═════ Data for this task
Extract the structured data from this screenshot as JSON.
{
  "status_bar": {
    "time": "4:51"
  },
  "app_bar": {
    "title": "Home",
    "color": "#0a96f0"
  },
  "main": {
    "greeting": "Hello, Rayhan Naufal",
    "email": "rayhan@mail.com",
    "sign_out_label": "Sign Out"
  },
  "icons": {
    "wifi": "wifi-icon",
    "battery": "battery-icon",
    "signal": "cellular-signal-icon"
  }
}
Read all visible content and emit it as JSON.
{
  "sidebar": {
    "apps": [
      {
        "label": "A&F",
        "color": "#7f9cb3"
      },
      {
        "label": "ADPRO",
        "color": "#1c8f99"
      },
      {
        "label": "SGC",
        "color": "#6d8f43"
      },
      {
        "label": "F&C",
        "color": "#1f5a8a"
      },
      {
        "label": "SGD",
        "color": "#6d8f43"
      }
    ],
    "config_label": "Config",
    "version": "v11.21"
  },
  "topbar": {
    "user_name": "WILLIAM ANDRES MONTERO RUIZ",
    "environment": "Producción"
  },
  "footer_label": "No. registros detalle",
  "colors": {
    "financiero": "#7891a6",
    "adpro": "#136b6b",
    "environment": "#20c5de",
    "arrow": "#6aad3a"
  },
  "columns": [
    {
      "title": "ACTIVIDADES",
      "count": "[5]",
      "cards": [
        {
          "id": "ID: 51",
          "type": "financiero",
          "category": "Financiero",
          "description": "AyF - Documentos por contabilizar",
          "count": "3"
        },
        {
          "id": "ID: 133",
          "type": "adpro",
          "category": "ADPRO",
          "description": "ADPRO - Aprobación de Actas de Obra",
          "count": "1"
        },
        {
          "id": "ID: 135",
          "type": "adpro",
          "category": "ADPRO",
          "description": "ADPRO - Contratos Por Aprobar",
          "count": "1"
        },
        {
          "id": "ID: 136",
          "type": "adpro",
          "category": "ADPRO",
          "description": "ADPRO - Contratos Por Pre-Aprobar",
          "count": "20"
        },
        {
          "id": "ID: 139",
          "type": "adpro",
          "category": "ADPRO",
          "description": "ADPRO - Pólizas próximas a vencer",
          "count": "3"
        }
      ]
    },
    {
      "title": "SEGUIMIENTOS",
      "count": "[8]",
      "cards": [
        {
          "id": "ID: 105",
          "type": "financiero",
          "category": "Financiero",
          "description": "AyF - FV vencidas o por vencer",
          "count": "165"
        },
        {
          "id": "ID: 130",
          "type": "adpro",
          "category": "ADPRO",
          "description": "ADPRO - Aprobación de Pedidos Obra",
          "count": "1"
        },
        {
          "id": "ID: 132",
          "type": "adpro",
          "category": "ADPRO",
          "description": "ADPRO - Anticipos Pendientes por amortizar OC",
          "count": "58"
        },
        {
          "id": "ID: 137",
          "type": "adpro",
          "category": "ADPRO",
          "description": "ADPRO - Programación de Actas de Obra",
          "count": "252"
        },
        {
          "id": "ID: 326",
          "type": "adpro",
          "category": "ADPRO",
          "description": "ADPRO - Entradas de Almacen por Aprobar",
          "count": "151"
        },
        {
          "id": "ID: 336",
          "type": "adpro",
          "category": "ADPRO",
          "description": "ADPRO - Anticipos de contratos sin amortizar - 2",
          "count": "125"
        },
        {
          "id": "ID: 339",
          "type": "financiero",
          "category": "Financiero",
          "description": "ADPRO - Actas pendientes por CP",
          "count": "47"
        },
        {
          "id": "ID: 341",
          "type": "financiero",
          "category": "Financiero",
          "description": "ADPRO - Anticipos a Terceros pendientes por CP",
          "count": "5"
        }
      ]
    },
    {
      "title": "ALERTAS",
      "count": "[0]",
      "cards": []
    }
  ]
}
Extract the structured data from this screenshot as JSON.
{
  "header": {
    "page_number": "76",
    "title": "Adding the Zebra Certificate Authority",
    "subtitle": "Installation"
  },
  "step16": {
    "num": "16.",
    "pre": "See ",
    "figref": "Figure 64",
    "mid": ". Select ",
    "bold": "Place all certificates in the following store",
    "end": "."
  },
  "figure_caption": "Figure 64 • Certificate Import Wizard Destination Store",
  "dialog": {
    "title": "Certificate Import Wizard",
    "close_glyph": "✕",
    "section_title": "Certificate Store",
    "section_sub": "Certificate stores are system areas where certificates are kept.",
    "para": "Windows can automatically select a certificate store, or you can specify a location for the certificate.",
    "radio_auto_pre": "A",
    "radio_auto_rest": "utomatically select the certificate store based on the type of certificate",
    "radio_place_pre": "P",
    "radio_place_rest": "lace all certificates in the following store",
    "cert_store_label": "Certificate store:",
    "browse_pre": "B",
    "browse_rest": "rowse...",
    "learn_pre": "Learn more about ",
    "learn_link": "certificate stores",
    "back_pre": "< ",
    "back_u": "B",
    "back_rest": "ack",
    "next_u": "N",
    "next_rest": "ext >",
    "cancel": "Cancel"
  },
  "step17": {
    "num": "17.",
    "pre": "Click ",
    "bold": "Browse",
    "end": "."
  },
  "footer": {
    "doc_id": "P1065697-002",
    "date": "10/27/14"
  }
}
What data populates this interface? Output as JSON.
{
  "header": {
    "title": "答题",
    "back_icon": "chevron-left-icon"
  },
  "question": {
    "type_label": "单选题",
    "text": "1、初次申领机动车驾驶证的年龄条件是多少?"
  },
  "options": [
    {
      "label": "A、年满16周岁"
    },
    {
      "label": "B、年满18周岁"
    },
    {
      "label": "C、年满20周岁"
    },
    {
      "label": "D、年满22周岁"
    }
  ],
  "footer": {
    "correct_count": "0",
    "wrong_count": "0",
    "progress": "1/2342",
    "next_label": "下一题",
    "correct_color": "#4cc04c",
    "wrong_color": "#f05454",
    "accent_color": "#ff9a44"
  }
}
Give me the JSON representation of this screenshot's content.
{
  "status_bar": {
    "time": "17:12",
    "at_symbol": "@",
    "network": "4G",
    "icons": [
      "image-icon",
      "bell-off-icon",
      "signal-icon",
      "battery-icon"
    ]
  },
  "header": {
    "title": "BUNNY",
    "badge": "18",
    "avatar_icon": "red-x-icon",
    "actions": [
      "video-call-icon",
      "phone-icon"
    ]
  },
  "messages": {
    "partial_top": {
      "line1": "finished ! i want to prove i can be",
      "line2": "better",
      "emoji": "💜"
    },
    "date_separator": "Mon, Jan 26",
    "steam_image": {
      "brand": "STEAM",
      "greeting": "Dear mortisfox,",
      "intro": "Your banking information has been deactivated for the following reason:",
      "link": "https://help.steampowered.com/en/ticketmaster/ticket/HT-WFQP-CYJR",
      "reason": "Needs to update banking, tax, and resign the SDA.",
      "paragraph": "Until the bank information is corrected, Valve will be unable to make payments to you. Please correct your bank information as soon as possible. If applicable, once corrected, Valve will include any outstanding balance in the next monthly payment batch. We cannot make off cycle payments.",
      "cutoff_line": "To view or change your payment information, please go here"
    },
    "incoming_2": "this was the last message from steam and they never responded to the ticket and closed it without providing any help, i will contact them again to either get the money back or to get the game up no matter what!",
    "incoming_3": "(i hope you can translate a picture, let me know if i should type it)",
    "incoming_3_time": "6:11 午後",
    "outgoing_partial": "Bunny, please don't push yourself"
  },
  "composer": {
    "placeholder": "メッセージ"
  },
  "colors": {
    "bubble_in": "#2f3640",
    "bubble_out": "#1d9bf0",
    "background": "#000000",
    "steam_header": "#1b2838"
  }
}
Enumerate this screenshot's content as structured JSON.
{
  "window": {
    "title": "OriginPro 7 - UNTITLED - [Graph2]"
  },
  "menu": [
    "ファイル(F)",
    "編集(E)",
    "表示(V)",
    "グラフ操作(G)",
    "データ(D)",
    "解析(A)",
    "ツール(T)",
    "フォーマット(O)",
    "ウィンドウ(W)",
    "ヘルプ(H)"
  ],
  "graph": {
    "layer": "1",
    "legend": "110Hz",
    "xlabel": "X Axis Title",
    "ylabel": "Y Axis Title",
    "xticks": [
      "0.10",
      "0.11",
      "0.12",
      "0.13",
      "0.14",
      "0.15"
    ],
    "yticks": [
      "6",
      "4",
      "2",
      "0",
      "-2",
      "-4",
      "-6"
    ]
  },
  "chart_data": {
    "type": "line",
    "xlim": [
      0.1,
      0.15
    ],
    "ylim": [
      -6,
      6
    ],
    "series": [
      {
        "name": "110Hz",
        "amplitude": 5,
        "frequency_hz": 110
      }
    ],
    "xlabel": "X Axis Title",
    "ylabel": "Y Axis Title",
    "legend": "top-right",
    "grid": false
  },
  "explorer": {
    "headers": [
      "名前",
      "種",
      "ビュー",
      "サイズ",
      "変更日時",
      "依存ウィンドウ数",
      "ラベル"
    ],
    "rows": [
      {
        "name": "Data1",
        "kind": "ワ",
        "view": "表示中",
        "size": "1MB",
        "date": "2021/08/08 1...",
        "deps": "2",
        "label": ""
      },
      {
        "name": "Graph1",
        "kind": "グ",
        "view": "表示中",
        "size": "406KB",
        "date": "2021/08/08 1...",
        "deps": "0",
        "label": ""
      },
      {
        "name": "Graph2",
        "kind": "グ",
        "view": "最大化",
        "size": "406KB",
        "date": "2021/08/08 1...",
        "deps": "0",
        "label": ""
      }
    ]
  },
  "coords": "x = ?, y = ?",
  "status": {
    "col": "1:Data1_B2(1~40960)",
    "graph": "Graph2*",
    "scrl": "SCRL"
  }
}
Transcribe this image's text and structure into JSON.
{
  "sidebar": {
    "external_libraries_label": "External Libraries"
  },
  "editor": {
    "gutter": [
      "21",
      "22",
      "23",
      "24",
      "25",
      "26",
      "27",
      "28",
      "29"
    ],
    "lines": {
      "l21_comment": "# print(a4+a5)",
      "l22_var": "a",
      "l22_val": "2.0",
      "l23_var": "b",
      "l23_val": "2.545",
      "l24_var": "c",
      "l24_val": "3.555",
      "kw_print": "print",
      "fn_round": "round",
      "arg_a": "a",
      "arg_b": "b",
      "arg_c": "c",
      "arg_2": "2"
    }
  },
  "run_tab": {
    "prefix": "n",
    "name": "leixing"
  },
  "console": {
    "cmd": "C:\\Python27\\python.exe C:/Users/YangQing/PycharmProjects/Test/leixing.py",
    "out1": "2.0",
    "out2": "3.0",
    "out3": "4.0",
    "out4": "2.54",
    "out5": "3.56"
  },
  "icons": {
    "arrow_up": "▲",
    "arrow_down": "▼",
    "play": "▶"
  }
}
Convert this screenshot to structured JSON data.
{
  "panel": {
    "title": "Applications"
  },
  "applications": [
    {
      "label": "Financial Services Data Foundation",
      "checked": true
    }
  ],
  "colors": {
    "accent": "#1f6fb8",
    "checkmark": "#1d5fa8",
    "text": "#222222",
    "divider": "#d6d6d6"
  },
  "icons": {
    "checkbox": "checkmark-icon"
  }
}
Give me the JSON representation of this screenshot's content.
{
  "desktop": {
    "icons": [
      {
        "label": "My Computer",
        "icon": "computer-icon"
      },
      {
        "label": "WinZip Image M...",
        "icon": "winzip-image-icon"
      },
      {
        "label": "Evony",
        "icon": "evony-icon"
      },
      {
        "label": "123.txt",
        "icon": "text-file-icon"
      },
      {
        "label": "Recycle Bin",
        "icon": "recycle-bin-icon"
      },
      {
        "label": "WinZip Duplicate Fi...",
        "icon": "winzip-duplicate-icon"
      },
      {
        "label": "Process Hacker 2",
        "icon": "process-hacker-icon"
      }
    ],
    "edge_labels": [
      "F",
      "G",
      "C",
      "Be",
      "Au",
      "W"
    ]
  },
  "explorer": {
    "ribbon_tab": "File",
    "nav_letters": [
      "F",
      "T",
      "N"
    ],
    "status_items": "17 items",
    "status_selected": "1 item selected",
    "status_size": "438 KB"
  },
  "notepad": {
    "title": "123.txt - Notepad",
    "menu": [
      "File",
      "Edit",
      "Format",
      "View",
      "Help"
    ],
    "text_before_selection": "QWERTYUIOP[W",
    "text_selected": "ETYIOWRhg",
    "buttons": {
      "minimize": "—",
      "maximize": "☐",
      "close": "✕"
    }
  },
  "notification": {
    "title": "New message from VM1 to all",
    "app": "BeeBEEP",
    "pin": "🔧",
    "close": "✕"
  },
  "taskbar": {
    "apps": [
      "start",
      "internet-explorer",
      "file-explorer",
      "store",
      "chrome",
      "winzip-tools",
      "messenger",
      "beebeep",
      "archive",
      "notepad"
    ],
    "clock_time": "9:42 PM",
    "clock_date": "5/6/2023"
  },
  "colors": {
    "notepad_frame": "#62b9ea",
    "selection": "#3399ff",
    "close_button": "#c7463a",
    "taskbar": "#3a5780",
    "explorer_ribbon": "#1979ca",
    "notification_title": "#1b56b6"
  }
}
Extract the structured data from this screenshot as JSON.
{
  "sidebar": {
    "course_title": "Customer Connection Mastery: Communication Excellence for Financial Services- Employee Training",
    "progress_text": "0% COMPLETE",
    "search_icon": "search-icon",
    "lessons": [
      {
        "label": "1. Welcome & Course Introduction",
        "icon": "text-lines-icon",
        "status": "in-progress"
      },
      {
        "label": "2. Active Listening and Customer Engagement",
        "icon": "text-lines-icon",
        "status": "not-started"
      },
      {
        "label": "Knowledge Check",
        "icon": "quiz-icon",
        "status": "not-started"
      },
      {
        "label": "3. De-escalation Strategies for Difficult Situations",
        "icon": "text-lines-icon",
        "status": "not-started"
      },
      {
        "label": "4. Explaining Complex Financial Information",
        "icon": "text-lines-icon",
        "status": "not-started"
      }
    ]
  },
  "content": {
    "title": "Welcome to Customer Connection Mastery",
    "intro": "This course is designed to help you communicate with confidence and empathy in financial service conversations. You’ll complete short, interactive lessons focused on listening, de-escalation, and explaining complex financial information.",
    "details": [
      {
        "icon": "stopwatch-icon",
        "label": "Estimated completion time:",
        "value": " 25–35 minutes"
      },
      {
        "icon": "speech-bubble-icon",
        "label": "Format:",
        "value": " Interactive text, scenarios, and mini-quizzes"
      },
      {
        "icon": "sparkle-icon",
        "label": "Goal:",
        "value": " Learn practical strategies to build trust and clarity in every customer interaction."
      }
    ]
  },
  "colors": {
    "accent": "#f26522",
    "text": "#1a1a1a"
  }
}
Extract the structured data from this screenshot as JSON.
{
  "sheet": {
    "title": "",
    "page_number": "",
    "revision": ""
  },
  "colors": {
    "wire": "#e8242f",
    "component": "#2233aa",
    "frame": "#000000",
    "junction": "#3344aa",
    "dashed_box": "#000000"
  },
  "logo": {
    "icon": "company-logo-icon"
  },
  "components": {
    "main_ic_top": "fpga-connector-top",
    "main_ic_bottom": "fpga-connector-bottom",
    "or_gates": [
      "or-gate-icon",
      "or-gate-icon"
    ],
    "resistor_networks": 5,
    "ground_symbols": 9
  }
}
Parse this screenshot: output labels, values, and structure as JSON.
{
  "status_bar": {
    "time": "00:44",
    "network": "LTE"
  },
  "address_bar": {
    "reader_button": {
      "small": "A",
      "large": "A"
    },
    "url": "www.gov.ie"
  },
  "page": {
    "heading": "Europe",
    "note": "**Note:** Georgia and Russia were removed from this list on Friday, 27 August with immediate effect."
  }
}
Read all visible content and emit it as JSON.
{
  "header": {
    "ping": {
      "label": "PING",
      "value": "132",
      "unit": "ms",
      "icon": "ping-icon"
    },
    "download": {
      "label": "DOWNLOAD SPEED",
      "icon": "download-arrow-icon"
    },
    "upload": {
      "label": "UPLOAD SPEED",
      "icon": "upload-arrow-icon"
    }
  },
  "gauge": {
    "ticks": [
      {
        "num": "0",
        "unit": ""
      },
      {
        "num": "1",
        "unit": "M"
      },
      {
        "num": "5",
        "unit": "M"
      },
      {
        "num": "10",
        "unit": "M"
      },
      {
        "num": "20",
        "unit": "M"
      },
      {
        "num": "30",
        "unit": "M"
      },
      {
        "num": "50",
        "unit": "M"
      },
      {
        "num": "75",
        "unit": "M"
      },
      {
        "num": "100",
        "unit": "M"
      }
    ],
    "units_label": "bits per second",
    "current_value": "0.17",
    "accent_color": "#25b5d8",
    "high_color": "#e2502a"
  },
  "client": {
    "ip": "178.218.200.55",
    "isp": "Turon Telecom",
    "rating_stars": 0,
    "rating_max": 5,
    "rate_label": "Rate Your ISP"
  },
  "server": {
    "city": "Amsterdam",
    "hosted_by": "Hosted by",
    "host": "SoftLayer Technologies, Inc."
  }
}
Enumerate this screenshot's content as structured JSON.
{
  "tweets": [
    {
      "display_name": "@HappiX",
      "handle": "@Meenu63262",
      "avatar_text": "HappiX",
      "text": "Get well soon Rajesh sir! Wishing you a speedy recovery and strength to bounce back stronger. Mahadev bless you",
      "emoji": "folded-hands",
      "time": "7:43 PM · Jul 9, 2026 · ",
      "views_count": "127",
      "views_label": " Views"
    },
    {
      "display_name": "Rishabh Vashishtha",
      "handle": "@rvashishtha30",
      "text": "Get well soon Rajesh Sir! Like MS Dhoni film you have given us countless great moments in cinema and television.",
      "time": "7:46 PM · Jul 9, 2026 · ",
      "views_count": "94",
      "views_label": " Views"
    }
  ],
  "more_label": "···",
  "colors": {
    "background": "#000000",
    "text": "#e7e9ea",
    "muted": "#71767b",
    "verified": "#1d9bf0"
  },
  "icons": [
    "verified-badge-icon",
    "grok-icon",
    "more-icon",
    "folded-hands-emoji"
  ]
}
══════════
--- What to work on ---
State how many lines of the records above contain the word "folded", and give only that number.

--- Your response ---
2